Every line of the data that includes "name" should be copied out.
Top of DATA IN THIS EXERCISE
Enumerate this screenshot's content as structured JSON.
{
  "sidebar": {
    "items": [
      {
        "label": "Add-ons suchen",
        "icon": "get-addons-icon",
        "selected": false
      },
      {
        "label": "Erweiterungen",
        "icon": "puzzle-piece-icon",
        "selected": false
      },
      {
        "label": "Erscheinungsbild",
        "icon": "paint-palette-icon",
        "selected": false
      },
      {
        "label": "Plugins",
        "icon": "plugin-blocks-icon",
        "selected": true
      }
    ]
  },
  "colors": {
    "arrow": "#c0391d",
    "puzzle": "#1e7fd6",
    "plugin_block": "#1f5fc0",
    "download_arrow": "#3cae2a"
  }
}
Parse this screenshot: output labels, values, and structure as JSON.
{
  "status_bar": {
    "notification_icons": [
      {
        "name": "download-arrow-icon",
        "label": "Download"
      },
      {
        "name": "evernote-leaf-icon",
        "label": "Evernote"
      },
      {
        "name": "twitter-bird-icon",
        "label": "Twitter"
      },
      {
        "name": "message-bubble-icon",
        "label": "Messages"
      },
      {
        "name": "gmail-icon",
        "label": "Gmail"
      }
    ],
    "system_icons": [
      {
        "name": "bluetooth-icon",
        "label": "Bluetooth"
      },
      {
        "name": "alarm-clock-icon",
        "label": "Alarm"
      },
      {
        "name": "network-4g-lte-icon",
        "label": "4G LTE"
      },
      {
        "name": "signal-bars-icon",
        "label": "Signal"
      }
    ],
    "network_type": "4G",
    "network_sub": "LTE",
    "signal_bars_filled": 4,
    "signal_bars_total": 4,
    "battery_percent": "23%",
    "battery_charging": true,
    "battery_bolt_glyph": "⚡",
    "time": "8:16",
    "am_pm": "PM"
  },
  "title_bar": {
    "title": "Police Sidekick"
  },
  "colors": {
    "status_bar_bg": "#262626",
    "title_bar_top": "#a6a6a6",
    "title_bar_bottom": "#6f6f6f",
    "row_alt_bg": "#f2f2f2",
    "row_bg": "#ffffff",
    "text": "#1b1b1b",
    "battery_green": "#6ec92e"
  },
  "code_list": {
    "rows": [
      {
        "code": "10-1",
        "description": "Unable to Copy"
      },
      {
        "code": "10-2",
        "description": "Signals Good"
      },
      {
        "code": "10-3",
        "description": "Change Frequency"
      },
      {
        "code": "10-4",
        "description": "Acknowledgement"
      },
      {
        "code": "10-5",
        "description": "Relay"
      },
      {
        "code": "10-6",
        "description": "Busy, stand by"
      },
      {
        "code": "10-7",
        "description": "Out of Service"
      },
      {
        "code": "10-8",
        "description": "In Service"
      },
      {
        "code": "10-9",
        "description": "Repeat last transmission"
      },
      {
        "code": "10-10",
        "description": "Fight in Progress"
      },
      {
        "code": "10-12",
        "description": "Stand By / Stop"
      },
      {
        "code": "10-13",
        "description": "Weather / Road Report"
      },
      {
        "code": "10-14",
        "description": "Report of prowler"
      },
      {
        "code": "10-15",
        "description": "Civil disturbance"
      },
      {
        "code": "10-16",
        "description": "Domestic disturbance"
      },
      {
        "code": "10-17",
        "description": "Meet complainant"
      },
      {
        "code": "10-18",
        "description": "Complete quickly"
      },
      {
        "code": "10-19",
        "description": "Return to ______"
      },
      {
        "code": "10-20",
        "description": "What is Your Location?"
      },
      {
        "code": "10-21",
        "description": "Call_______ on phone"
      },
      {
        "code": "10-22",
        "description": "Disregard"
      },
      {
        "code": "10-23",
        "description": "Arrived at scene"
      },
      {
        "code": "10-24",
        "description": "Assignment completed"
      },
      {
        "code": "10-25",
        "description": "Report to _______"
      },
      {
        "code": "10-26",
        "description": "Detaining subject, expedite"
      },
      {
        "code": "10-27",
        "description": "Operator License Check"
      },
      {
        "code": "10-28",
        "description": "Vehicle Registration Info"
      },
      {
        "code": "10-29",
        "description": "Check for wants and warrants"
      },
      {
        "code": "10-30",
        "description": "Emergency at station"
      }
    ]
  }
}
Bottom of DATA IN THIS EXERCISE
▶ WORKED SOLUTION:
        "name": "download-arrow-icon",
        "name": "evernote-leaf-icon",
        "name": "twitter-bird-icon",
        "name": "message-bubble-icon",
        "name": "gmail-icon",
        "name": "bluetooth-icon",
        "name": "alarm-clock-icon",
        "name": "network-4g-lte-icon",
        "name": "signal-bars-icon",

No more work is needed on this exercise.